As published on The Huffington Post, Divorce section, September 10, 2013.
We live in a very fast world.
Information is shared instantly. A public figure might do something at 9 a.m., and by 9:15 a.m. it’s all over the Twitterscape and Facebook. By 10 a.m. it is on the internet, which now functions as mainstream media.
Remember the beginning of email? Email was a major breakthrough that changed the way people communicated. Work has become more efficient. Personal exchanges are facilitated. Text messaging is even faster than email because you hear a little beep on your smart phone and, of course, you are impelled to respond. Text messaging is now a primary way people under 40 (and some older) communicate in their daily lives.
The rapidity of communication promotes “hot” speech. “Hot” speech is angry and ill-considered. It is made without much forethought when in an excited or emotional state.
For instance, you get an email containing statements, some of which you disagree with. You respond immediately. Since you can’t help but check your emails every three minutes (time yourself), you notice the response to your response, to which you respond. This causes a flurry of emails with a great deal of reaction but not a lot of reflection or forethought.
But the very “hottest” speech and the most uncontrollable is when you are actually speaking with other people face to face. This “live time” talk goes on without the pauses for thinking and composing your thoughts that can occur when you write an email or a text message.
Hot speech between spouses can be very damaging to a marriage. When you’re with your spouse, you don’t have to act as civilized as you do in social situations with friends or at the workplace. With your spouse, the boundaries are lowered. In marriage, sometimes, people act at their worst – because they can with that one person. Spouses tend to let everything hang out. That causes a lot of problems and can even lead to divorce.
In my work as a marital mediator, I’ve worked with couples whose communication is at a low point. Everything out of a spouse’s mouth seems (and actually might be) negative. There is anger and frustration in every verbal interchange. Contempt is rampant. The reactivity gets worse and worse. The couple can’t seem to break the pattern of negative interaction. It is clear that these people are headed for divorce. No one can live that way!

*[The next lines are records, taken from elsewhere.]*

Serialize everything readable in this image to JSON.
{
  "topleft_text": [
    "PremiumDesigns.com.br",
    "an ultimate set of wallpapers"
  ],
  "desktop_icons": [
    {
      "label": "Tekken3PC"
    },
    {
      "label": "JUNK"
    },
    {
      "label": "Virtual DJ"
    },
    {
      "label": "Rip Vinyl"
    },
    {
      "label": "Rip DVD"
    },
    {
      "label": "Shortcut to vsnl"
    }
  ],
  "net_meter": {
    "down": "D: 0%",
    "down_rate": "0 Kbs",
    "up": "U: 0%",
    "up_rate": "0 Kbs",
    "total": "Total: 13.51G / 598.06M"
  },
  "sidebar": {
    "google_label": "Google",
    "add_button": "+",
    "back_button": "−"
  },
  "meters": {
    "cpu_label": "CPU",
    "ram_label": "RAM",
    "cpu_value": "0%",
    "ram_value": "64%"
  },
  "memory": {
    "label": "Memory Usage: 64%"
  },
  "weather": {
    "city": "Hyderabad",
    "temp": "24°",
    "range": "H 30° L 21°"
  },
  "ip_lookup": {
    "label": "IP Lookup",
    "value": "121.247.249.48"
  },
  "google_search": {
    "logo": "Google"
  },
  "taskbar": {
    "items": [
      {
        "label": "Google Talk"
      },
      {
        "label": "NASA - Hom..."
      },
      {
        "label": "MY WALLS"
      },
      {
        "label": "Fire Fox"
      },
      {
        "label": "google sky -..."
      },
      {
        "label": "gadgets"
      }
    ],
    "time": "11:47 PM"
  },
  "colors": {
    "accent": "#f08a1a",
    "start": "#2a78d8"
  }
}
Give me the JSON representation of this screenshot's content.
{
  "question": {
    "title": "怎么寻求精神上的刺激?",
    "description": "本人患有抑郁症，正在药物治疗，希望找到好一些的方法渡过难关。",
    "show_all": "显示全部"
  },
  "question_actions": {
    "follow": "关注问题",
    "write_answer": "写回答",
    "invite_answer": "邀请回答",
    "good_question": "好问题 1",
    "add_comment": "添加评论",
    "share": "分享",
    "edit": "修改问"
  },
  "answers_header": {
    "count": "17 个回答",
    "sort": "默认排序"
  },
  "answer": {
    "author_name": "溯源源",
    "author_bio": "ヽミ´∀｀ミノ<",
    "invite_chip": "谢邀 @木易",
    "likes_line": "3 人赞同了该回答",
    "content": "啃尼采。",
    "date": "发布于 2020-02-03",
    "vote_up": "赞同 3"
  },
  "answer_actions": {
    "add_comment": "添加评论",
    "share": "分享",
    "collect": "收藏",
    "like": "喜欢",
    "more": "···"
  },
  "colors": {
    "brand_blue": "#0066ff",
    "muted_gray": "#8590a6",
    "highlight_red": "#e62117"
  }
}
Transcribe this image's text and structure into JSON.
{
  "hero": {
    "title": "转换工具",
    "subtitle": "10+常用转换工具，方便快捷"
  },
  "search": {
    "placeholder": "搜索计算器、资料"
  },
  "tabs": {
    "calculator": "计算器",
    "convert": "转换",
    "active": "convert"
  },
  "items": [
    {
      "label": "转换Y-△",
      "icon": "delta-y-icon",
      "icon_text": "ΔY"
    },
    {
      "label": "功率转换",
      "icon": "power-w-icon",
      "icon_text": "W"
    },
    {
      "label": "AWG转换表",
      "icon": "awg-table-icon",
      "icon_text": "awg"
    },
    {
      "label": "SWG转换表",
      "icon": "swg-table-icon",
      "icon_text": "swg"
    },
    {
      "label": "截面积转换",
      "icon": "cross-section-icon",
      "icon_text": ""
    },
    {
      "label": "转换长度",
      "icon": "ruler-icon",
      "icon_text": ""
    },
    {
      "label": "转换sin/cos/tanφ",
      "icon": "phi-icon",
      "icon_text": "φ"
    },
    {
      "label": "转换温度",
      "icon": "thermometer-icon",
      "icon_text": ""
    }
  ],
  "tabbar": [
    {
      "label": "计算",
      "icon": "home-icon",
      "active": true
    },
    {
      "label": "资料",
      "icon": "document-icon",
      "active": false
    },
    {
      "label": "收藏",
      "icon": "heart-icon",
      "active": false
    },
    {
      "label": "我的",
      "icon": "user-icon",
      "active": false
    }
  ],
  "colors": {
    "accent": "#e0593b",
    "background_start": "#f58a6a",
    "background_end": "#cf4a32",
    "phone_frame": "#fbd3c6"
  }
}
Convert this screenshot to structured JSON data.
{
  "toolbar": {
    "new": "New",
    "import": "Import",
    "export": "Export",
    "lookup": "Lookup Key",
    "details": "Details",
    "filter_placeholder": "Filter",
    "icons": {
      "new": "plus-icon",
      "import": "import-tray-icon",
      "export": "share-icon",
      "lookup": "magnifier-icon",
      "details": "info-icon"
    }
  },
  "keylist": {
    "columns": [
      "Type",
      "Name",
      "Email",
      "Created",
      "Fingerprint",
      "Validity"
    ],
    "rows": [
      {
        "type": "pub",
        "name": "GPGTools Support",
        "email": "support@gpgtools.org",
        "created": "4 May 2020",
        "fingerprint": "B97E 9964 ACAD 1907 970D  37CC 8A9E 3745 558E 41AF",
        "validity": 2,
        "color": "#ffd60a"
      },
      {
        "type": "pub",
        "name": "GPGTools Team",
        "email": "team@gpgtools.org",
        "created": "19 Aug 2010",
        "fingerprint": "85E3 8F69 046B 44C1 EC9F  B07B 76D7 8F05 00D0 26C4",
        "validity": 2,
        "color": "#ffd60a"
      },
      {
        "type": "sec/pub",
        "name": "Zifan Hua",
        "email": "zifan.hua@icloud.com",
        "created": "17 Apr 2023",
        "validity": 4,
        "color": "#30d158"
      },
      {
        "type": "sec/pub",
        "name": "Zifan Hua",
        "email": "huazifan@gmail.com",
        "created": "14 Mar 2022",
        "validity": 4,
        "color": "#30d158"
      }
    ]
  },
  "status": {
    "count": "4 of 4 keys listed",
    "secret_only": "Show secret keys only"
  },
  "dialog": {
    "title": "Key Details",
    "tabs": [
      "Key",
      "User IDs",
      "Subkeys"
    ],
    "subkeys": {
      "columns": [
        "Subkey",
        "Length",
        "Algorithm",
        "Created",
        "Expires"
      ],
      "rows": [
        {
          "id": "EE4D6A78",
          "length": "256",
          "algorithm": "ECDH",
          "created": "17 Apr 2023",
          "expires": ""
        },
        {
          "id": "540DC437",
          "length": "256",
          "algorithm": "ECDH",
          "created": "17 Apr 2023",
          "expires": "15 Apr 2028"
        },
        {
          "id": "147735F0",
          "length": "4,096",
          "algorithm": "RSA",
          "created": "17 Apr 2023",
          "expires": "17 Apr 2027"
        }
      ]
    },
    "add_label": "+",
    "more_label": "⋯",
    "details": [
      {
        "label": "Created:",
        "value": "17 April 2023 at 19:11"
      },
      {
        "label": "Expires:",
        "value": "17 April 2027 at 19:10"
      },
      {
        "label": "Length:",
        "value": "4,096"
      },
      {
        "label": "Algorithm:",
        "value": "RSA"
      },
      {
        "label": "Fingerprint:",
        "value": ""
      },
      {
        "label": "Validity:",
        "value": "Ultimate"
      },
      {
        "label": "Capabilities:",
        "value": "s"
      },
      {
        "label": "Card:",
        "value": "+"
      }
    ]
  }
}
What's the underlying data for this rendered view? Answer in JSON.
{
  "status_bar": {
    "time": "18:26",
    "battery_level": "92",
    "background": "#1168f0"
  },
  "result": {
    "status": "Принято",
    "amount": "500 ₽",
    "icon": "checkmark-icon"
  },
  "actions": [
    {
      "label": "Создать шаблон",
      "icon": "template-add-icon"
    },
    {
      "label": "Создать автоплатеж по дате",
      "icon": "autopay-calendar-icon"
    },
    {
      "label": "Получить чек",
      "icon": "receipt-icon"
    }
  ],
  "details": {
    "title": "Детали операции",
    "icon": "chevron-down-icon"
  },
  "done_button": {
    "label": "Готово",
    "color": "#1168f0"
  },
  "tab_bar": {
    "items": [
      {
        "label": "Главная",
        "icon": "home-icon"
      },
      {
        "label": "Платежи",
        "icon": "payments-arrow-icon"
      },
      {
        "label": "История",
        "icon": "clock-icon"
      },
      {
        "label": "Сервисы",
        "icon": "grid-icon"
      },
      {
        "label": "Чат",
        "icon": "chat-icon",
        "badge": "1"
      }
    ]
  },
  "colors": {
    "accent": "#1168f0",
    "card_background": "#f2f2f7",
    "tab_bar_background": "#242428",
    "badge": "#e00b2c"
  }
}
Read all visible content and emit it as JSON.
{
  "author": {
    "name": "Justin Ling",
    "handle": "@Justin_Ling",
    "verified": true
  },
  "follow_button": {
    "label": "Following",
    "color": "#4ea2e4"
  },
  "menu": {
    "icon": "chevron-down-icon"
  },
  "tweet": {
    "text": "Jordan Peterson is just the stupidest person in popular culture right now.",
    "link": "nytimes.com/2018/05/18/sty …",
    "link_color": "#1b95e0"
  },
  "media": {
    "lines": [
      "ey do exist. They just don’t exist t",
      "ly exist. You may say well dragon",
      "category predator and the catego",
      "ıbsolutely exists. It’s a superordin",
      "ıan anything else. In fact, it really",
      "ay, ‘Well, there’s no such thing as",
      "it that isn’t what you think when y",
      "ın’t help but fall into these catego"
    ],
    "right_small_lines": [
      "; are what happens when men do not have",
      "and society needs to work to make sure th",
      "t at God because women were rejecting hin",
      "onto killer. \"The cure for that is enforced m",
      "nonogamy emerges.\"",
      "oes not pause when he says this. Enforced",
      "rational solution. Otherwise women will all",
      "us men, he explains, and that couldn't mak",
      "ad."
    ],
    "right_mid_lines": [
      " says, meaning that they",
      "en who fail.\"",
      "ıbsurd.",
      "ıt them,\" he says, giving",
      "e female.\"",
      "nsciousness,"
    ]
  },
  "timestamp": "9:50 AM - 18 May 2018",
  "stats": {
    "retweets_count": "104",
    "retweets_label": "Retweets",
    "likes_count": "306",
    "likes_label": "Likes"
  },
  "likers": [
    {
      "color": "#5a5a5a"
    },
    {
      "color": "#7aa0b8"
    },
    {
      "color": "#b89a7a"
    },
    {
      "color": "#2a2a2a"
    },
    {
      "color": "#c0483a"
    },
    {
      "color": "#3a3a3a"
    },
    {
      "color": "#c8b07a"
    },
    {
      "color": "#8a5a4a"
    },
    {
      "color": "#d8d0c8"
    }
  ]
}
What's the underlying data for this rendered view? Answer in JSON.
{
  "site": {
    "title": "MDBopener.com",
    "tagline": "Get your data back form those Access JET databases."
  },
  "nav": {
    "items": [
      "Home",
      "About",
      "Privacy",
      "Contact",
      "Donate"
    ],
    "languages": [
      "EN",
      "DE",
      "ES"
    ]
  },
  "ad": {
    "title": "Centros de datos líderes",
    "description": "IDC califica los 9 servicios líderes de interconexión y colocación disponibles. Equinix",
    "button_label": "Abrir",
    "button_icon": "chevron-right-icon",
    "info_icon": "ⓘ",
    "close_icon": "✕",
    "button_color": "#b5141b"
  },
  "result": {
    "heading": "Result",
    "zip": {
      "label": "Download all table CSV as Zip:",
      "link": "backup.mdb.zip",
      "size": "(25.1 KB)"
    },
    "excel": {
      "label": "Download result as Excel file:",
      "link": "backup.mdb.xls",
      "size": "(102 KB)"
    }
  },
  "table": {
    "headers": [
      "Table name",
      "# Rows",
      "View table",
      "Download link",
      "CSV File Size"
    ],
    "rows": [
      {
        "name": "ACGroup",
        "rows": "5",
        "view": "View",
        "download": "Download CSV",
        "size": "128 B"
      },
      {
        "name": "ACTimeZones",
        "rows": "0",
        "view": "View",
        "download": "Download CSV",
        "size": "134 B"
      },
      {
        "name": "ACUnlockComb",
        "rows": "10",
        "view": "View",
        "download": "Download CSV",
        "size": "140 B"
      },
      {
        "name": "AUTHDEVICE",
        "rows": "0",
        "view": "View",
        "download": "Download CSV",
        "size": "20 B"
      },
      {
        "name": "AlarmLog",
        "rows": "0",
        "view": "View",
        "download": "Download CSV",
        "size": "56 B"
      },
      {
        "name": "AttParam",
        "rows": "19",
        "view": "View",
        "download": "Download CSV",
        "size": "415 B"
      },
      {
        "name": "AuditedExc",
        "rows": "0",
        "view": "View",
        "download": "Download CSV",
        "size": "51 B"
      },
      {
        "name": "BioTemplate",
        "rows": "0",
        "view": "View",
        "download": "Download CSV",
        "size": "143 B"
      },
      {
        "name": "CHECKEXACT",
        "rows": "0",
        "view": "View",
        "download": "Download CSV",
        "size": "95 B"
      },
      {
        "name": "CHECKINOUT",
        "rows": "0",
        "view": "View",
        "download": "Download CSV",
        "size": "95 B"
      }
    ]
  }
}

In situations like this, I use a special technique. I call it the “writing-notes-in-longhand” technique. It is very effective in breaking through negative communication patterns.
Here’s what I do.
I ask the couple to do the following as homework for an entire week: Make sure all communication during the next week is by handwritten notes. And I mean all communications. Even the mundane ones, like “Can you walk the dog now?” And I mean handwritten – not email, and not text messaging.
This does several things:
1. It slows down the “hot” speech. Now you have to sit down and handwrite a note when you want to say something. You really have to think when you write. Writing in longhand slows you down. Your spouse (or partner) has to do the same. It’s like taking an adult “timeout” before reacting. It builds in time to consider the other’s point of view and how you want to express yourself in the most effective (perhaps even kind) way.
2. The slowdown changes the entire tone of the interactions. Writing communication in longhand promotes accurate and precise formulation of issues. It helps you collect your thoughts and contemplate what you want to say. Anger dissipates quickly. Emotions calm down. Furthermore, reading what your partner writes gives you a chance to absorb what the other has said without your limbic brain (emotions) getting in the way.
3. By slowing down the verbal interchange, you can focus on your concerns and needs in what you write. This is consistent with a mediation technique which is to focus on a party’s “interests” rather than “positions”. When you hold to “positions”, it leads to non-thought and anger, and leads to stalemate. Identifying and expressing your “interests” rather than your “positions”, you and your partner can enter an area of understanding and mutual accommodation.
4. When slowed down, a couple starts to see the fallacy in their anger. Often the anger is caused by miscommunication, misunderstanding, or a lack of compassion. Slowing down helps you see the other person’s point of view and promotes sympathy and respect.
5. Remember that anger is an emotion. Nine times out of ten, anger is an illogical or overblown emotion to the situation you are reacting to. Anger is destructive. Writing communications promotes logic and generally stops anger it in its tracks. Then you can start really dealing with the issues at hand.
6. Anger is not a good thing. Some of the modern psychological literature says that anger is a healthy response and you should not suppress it. I disagree with this conclusion. I think anger builds anger, both in the person expressing it and the person receiving it. It’s not a good way to solve problems. By taking a timeout, you can become calm. You are no longer in “real” time. Emotions abate. When you write, you will probably express your frustration in a more rational and less confrontational way. It’s good to be pacifistic in your communications – especially with your spouse.
So give the “writing-notes-in-longhand” technique a try. It promotes a calm and placid atmosphere where people can feel heard and accepted. It’s a place where people can be thoughtful instead of reactive. It helps you lead by your mind instead of being led by your emotions. It’s a manifestation of patience. And patience can lead to many good things, including regaining a loving space with your spouse or partner.
For The Huffington Post version, click here.
© Laurie Israel 2013.